■ DIRECTIONS ■
Wherever "avatar" appears in a line of the listing, that line should be returned.

■ RECORDS PROVIDED ■
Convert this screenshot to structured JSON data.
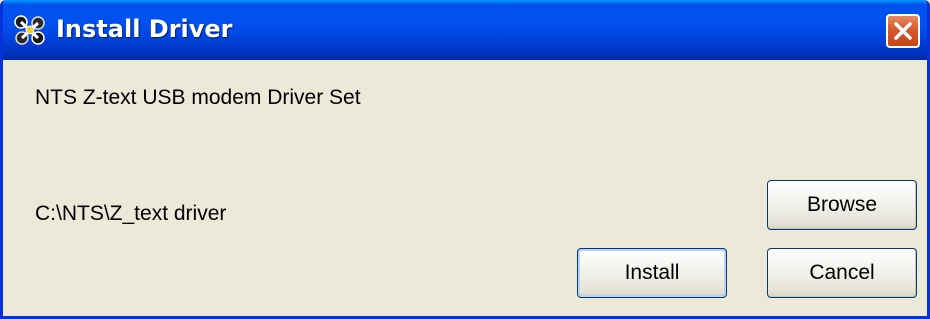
{
  "window": {
    "title": "Install Driver",
    "icon": "driver-install-icon",
    "close_icon": "close-icon"
  },
  "content": {
    "message": "NTS Z-text USB modem Driver Set",
    "path": "C:\\NTS\\Z_text driver"
  },
  "buttons": {
    "browse": "Browse",
    "install": "Install",
    "cancel": "Cancel"
  },
  "colors": {
    "titlebar": "#0050ee",
    "dialog_bg": "#ece9d8",
    "close_button": "#d55a2c"
  }
}
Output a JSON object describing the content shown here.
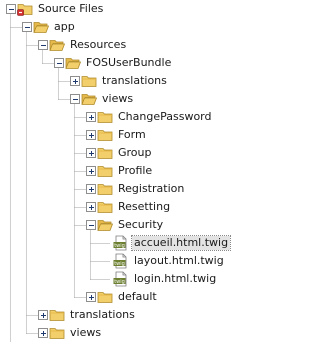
{
  "tree": [
    {
      "label": "Source Files",
      "icon": "project-source-folder-icon",
      "depth": 0,
      "toggle": "minus"
    },
    {
      "label": "app",
      "icon": "folder-open-icon",
      "depth": 1,
      "toggle": "minus"
    },
    {
      "label": "Resources",
      "icon": "folder-open-icon",
      "depth": 2,
      "toggle": "minus"
    },
    {
      "label": "FOSUserBundle",
      "icon": "folder-open-icon",
      "depth": 3,
      "toggle": "minus"
    },
    {
      "label": "translations",
      "icon": "folder-icon",
      "depth": 4,
      "toggle": "plus"
    },
    {
      "label": "views",
      "icon": "folder-open-icon",
      "depth": 4,
      "toggle": "minus"
    },
    {
      "label": "ChangePassword",
      "icon": "folder-icon",
      "depth": 5,
      "toggle": "plus"
    },
    {
      "label": "Form",
      "icon": "folder-icon",
      "depth": 5,
      "toggle": "plus"
    },
    {
      "label": "Group",
      "icon": "folder-icon",
      "depth": 5,
      "toggle": "plus"
    },
    {
      "label": "Profile",
      "icon": "folder-icon",
      "depth": 5,
      "toggle": "plus"
    },
    {
      "label": "Registration",
      "icon": "folder-icon",
      "depth": 5,
      "toggle": "plus"
    },
    {
      "label": "Resetting",
      "icon": "folder-icon",
      "depth": 5,
      "toggle": "plus"
    },
    {
      "label": "Security",
      "icon": "folder-open-icon",
      "depth": 5,
      "toggle": "minus"
    },
    {
      "label": "accueil.html.twig",
      "icon": "twig-file-icon",
      "depth": 6,
      "toggle": "none",
      "selected": true
    },
    {
      "label": "layout.html.twig",
      "icon": "twig-file-icon",
      "depth": 6,
      "toggle": "none"
    },
    {
      "label": "login.html.twig",
      "icon": "twig-file-icon",
      "depth": 6,
      "toggle": "none"
    },
    {
      "label": "default",
      "icon": "folder-icon",
      "depth": 5,
      "toggle": "plus"
    },
    {
      "label": "translations",
      "icon": "folder-icon",
      "depth": 2,
      "toggle": "plus"
    },
    {
      "label": "views",
      "icon": "folder-icon",
      "depth": 2,
      "toggle": "plus"
    }
  ],
  "icon_text": {
    "twig": "twig"
  },
  "colors": {
    "folder_fill": "#f2cf6a",
    "folder_stroke": "#b08a2b",
    "folder_tab": "#e6b94b",
    "file_badge": "#6b7f2f",
    "guide_line": "#a0a0a0",
    "toggle_border": "#8e8e8e",
    "toggle_sign": "#1f3a6e",
    "project_badge": "#d32f2f"
  }
}
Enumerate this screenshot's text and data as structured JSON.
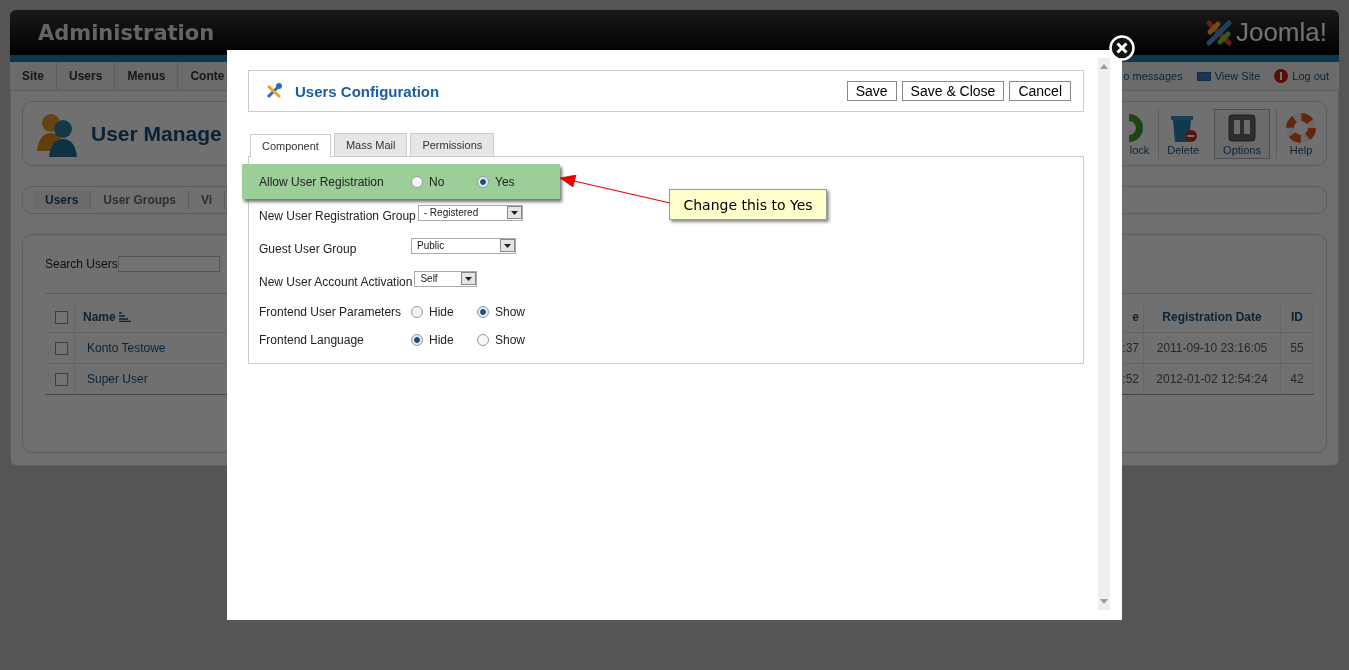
{
  "header": {
    "title": "Administration",
    "logo": "Joomla!"
  },
  "menu": [
    "Site",
    "Users",
    "Menus",
    "Conte"
  ],
  "status_links": [
    {
      "kind": "messages",
      "label": "o messages"
    },
    {
      "kind": "view",
      "label": "View Site"
    },
    {
      "kind": "logout",
      "label": "Log out"
    }
  ],
  "page_title": "User Manage",
  "toolbar": [
    {
      "kind": "unblock",
      "label": "lock",
      "selected": false
    },
    {
      "kind": "delete",
      "label": "Delete",
      "selected": false
    },
    {
      "kind": "options",
      "label": "Options",
      "selected": true
    },
    {
      "kind": "help",
      "label": "Help",
      "selected": false
    }
  ],
  "subnav": [
    {
      "label": "Users",
      "selected": true
    },
    {
      "label": "User Groups",
      "selected": false
    },
    {
      "label": "Vi",
      "selected": false
    }
  ],
  "search": {
    "label": "Search Users"
  },
  "table": {
    "select_all_checked": false,
    "columns": [
      "Name",
      "e",
      "Registration Date",
      "ID"
    ],
    "rows": [
      {
        "checked": false,
        "name": "Konto Testowe",
        "column_2": ":37",
        "date": "2011-09-10 23:16:05",
        "id": "55"
      },
      {
        "checked": false,
        "name": "Super User",
        "column_2": ":52",
        "date": "2012-01-02 12:54:24",
        "id": "42"
      }
    ]
  },
  "dialog": {
    "title": "Users Configuration",
    "buttons": [
      "Save",
      "Save & Close",
      "Cancel"
    ],
    "tabs": [
      {
        "label": "Component",
        "selected": true
      },
      {
        "label": "Mass Mail",
        "selected": false
      },
      {
        "label": "Permissions",
        "selected": false
      }
    ],
    "fields": [
      {
        "kind": "radio",
        "label": "Allow User Registration",
        "highlighted": true,
        "options": [
          {
            "label": "No",
            "selected": false
          },
          {
            "label": "Yes",
            "selected": true
          }
        ]
      },
      {
        "kind": "select",
        "label": "New User Registration Group",
        "highlighted": false,
        "value": "- Registered"
      },
      {
        "kind": "select",
        "label": "Guest User Group",
        "highlighted": false,
        "value": "Public"
      },
      {
        "kind": "select",
        "label": "New User Account Activation",
        "highlighted": false,
        "value": "Self"
      },
      {
        "kind": "radio",
        "label": "Frontend User Parameters",
        "highlighted": false,
        "options": [
          {
            "label": "Hide",
            "selected": false
          },
          {
            "label": "Show",
            "selected": true
          }
        ]
      },
      {
        "kind": "radio",
        "label": "Frontend Language",
        "highlighted": false,
        "options": [
          {
            "label": "Hide",
            "selected": true
          },
          {
            "label": "Show",
            "selected": false
          }
        ]
      }
    ],
    "callout": "Change this to Yes"
  }
}
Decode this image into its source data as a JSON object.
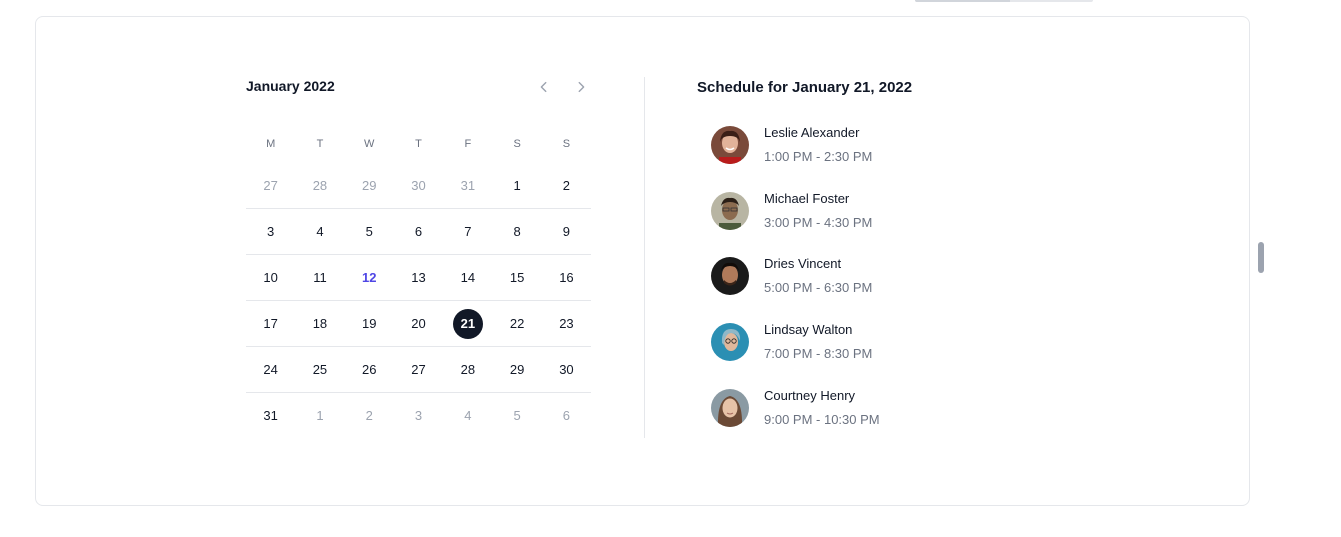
{
  "calendar": {
    "month_label": "January 2022",
    "prev_icon": "chevron-left-icon",
    "next_icon": "chevron-right-icon",
    "weekdays": [
      "M",
      "T",
      "W",
      "T",
      "F",
      "S",
      "S"
    ],
    "weeks": [
      [
        {
          "d": "27",
          "m": true
        },
        {
          "d": "28",
          "m": true
        },
        {
          "d": "29",
          "m": true
        },
        {
          "d": "30",
          "m": true
        },
        {
          "d": "31",
          "m": true
        },
        {
          "d": "1"
        },
        {
          "d": "2"
        }
      ],
      [
        {
          "d": "3"
        },
        {
          "d": "4"
        },
        {
          "d": "5"
        },
        {
          "d": "6"
        },
        {
          "d": "7"
        },
        {
          "d": "8"
        },
        {
          "d": "9"
        }
      ],
      [
        {
          "d": "10"
        },
        {
          "d": "11"
        },
        {
          "d": "12",
          "today": true
        },
        {
          "d": "13"
        },
        {
          "d": "14"
        },
        {
          "d": "15"
        },
        {
          "d": "16"
        }
      ],
      [
        {
          "d": "17"
        },
        {
          "d": "18"
        },
        {
          "d": "19"
        },
        {
          "d": "20"
        },
        {
          "d": "21",
          "selected": true
        },
        {
          "d": "22"
        },
        {
          "d": "23"
        }
      ],
      [
        {
          "d": "24"
        },
        {
          "d": "25"
        },
        {
          "d": "26"
        },
        {
          "d": "27"
        },
        {
          "d": "28"
        },
        {
          "d": "29"
        },
        {
          "d": "30"
        }
      ],
      [
        {
          "d": "31"
        },
        {
          "d": "1",
          "m": true
        },
        {
          "d": "2",
          "m": true
        },
        {
          "d": "3",
          "m": true
        },
        {
          "d": "4",
          "m": true
        },
        {
          "d": "5",
          "m": true
        },
        {
          "d": "6",
          "m": true
        }
      ]
    ]
  },
  "schedule": {
    "title": "Schedule for January 21, 2022",
    "events": [
      {
        "name": "Leslie Alexander",
        "time": "1:00 PM - 2:30 PM",
        "avatar": "avatar-leslie"
      },
      {
        "name": "Michael Foster",
        "time": "3:00 PM - 4:30 PM",
        "avatar": "avatar-michael"
      },
      {
        "name": "Dries Vincent",
        "time": "5:00 PM - 6:30 PM",
        "avatar": "avatar-dries"
      },
      {
        "name": "Lindsay Walton",
        "time": "7:00 PM - 8:30 PM",
        "avatar": "avatar-lindsay"
      },
      {
        "name": "Courtney Henry",
        "time": "9:00 PM - 10:30 PM",
        "avatar": "avatar-courtney"
      }
    ]
  },
  "colors": {
    "accent": "#4f46e5",
    "selected_bg": "#111827",
    "muted_text": "#9ca3af",
    "border": "#e5e7eb"
  }
}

■ TASK RESPONSE ■
        "avatar": "avatar-leslie"
        "avatar": "avatar-michael"
        "avatar": "avatar-dries"
        "avatar": "avatar-lindsay"
        "avatar": "avatar-courtney"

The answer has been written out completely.